Asparagus is a healthy and delicious vegetable that should be included in everyone’s diet. It has a low calorie count but a good nutritional content. Fibre, folate, and vitamins A, C, and K are all found in asparagus. It also contains a lot of protein.
Consuming asparagus may also provide a number of health benefits, such as weight loss, improved digestion, better pregnancy outcomes, and reduced blood pressure.
It is also a low-cost, easy-to-prepare item that can be utilised in a variety of recipes and tastes fantastic. As a result, you should include asparagus in your diet to reap a variety of health benefits.
Frequently Asked Questions (FAQs)
Q. What are the advantages of consuming asparagus?
A. Asparagus is one of the most nutrient-dense veggies. It has a lot of folic acid and is high in potassium, fibre, thiamin, and vitamins A, B6, and C. As a result, it is quite good to your health.
Q. Does asparagus cleanse the liver?
A. Yes, it can help to break down toxins in the liver and is an effective hangover cure. Furthermore, it prevents alcohol intoxication by boosting liver enzymes and promoting healthy liver function.
Q. How frequently should I consume asparagus?
A. Depending on your nutritional needs, you can eat it every day or once a week.
Q: Is broccoli or asparagus better?
A. Both vegetables are high in fibre and potassium. Broccoli, on the other hand, has a major advantage over asparagus in terms of vitamin K and calcium. At the same time, asparagus contains fewer calories and a more balanced nutritional profile. Both vegetables are healthy.
Q. Should asparagus be eaten raw or cooked?
A. It is a nutrient-dense vegetable that can be eaten raw or cooked. However, due to its firm texture, frying is the most frequent way to consume it.
Q. Is asparagus a low-carb food?
A. Asparagus, like many other green vegetables, is a great supplement to a keto diet.
Q: How many asparagus spears are there in 100 grammes?
A. About seven medium-sized asparagus spears
Q. Is asparagus a carbohydrate or a protein?
A. It is made up of both carbs and proteins. It is, nonetheless, considered a low carb vegetable.
Q. What happens if you consume a large amount of asparagus?
A. Eating too much of it has no life-threatening repercussions. It may, however, induce unpleasant side effects such as flatulence and a strong odour in the urine.
Q. Is asparagus beneficial for your skin?

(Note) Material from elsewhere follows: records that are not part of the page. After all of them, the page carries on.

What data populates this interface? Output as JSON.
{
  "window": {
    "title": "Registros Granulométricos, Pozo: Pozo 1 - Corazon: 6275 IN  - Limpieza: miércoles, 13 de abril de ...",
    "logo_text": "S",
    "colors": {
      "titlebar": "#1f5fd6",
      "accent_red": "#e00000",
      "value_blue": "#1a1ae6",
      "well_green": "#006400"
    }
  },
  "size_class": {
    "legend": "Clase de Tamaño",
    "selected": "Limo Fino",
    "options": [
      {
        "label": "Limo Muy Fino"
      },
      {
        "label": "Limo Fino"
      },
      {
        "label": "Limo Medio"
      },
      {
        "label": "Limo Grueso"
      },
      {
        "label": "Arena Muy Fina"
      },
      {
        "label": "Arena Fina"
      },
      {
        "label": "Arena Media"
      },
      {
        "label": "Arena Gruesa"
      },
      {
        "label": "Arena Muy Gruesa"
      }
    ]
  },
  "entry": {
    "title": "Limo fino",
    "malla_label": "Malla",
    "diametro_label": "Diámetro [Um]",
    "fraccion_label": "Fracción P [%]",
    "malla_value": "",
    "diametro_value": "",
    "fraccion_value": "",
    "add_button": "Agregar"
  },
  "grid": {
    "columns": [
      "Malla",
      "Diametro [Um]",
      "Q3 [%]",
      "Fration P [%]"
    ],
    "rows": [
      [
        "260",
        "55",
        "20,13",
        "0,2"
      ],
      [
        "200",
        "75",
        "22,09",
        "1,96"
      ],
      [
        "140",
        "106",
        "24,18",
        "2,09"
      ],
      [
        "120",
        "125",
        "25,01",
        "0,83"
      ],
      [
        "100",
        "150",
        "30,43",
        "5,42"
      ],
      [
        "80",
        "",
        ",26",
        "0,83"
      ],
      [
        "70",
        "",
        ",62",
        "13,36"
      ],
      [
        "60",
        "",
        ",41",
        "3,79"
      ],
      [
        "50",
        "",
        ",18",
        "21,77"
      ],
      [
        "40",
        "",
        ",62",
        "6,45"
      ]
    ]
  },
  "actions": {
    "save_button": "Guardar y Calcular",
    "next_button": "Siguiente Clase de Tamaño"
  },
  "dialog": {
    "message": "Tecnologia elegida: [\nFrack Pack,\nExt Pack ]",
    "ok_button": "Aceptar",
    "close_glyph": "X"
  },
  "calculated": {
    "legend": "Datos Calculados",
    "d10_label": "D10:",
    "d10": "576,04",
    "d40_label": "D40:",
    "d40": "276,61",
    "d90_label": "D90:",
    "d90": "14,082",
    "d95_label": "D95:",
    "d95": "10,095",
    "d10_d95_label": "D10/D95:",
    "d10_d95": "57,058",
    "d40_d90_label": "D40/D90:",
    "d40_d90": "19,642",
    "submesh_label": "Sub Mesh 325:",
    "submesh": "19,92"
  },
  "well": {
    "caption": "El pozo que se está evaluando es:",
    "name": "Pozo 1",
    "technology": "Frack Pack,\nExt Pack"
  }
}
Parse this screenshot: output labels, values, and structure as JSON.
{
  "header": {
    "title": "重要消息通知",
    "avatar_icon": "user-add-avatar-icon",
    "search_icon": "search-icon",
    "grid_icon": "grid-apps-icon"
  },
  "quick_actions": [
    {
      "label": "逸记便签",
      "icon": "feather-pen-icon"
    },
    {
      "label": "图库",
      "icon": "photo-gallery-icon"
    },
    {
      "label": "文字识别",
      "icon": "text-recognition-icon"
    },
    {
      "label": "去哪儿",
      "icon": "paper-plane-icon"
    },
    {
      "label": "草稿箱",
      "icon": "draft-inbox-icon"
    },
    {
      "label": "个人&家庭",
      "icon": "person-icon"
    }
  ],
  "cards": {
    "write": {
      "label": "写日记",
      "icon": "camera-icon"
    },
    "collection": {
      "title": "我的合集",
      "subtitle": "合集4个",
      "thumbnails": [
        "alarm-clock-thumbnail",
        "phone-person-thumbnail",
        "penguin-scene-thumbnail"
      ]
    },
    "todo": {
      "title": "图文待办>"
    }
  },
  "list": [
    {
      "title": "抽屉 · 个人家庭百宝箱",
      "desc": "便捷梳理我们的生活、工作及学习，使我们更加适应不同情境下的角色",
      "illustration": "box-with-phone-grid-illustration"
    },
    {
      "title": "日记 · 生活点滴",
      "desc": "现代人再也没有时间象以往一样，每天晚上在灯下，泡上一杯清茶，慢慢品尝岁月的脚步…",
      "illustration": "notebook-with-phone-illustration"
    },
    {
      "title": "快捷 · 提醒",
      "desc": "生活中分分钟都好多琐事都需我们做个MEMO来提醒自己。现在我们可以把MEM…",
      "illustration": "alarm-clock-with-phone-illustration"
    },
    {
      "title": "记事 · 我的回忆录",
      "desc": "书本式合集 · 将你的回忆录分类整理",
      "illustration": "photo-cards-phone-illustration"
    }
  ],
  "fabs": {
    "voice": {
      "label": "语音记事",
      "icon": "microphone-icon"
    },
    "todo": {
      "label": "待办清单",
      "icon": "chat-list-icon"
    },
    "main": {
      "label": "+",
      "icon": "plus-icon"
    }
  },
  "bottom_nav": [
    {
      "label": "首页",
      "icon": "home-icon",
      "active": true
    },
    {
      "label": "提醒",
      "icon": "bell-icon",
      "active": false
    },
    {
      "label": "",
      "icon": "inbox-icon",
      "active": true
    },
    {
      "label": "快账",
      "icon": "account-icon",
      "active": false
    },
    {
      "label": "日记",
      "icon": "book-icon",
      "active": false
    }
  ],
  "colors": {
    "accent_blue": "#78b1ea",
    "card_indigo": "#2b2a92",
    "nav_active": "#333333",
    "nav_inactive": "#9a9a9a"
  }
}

A. Yes, asparagus contains a lot of water. As a result, eating it may aid in keeping your skin hydrated. It also aids in the prevention of glycation, a natural process that degrades collagen. Furthermore, it is high in antioxidants. As a result, it may aid in the prevention of premature ageing.